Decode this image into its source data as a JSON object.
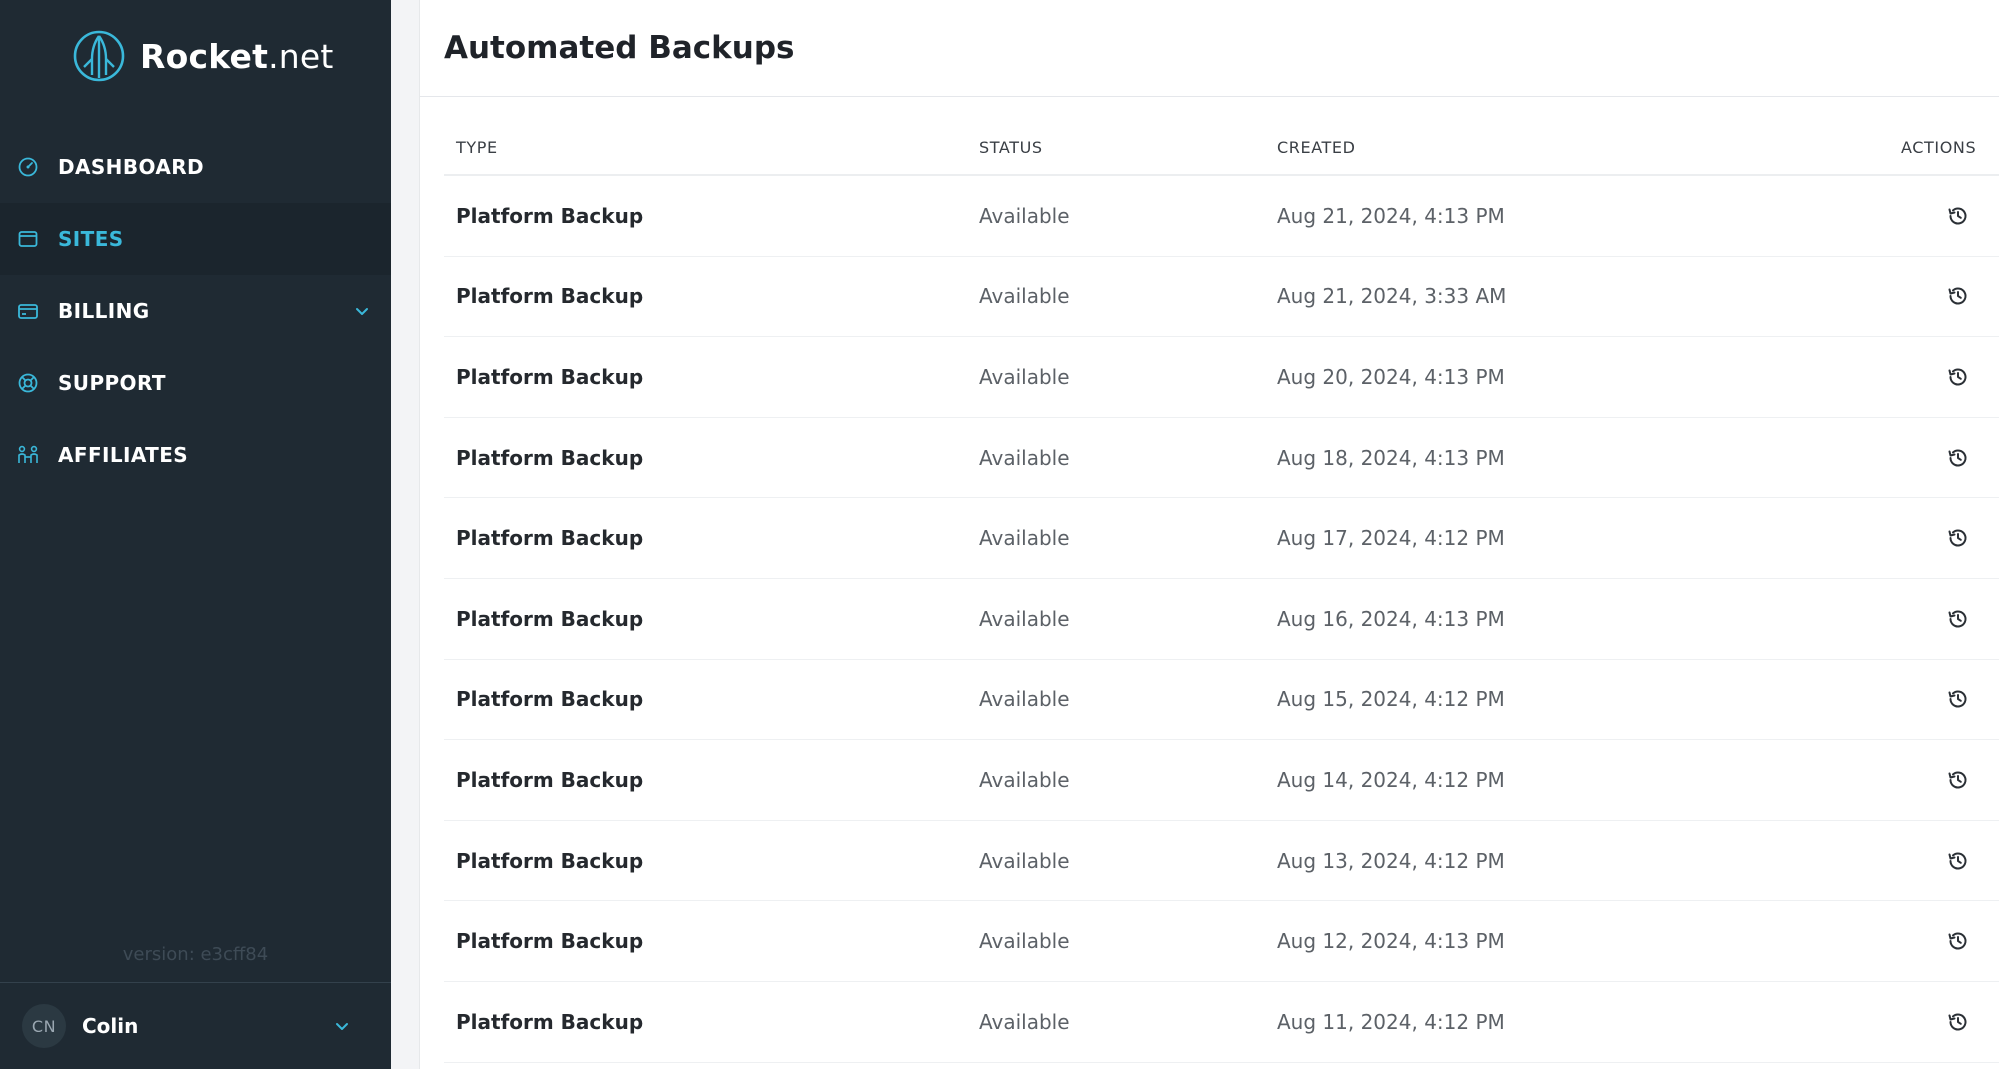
{
  "app": {
    "brand_bold": "Rocket",
    "brand_light": ".net",
    "accent_color": "#3ab8da",
    "sidebar_bg": "#1f2a33"
  },
  "sidebar": {
    "items": [
      {
        "label": "DASHBOARD",
        "icon": "gauge-icon",
        "active": false
      },
      {
        "label": "SITES",
        "icon": "browser-window-icon",
        "active": true
      },
      {
        "label": "BILLING",
        "icon": "credit-card-icon",
        "active": false,
        "has_submenu": true
      },
      {
        "label": "SUPPORT",
        "icon": "lifebuoy-icon",
        "active": false
      },
      {
        "label": "AFFILIATES",
        "icon": "people-icon",
        "active": false
      }
    ],
    "version": "version: e3cff84",
    "user": {
      "initials": "CN",
      "name": "Colin"
    }
  },
  "main": {
    "title": "Automated Backups",
    "table": {
      "headers": {
        "type": "TYPE",
        "status": "STATUS",
        "created": "CREATED",
        "actions": "ACTIONS"
      },
      "action_icon": "restore-history-icon",
      "rows": [
        {
          "type": "Platform Backup",
          "status": "Available",
          "created": "Aug 21, 2024, 4:13 PM"
        },
        {
          "type": "Platform Backup",
          "status": "Available",
          "created": "Aug 21, 2024, 3:33 AM"
        },
        {
          "type": "Platform Backup",
          "status": "Available",
          "created": "Aug 20, 2024, 4:13 PM"
        },
        {
          "type": "Platform Backup",
          "status": "Available",
          "created": "Aug 18, 2024, 4:13 PM"
        },
        {
          "type": "Platform Backup",
          "status": "Available",
          "created": "Aug 17, 2024, 4:12 PM"
        },
        {
          "type": "Platform Backup",
          "status": "Available",
          "created": "Aug 16, 2024, 4:13 PM"
        },
        {
          "type": "Platform Backup",
          "status": "Available",
          "created": "Aug 15, 2024, 4:12 PM"
        },
        {
          "type": "Platform Backup",
          "status": "Available",
          "created": "Aug 14, 2024, 4:12 PM"
        },
        {
          "type": "Platform Backup",
          "status": "Available",
          "created": "Aug 13, 2024, 4:12 PM"
        },
        {
          "type": "Platform Backup",
          "status": "Available",
          "created": "Aug 12, 2024, 4:13 PM"
        },
        {
          "type": "Platform Backup",
          "status": "Available",
          "created": "Aug 11, 2024, 4:12 PM"
        }
      ]
    }
  }
}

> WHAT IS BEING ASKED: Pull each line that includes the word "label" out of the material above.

> EXPECTED ANSWER:
        "label": "DASHBOARD",
        "label": "SITES",
        "label": "BILLING",
        "label": "SUPPORT",
        "label": "AFFILIATES",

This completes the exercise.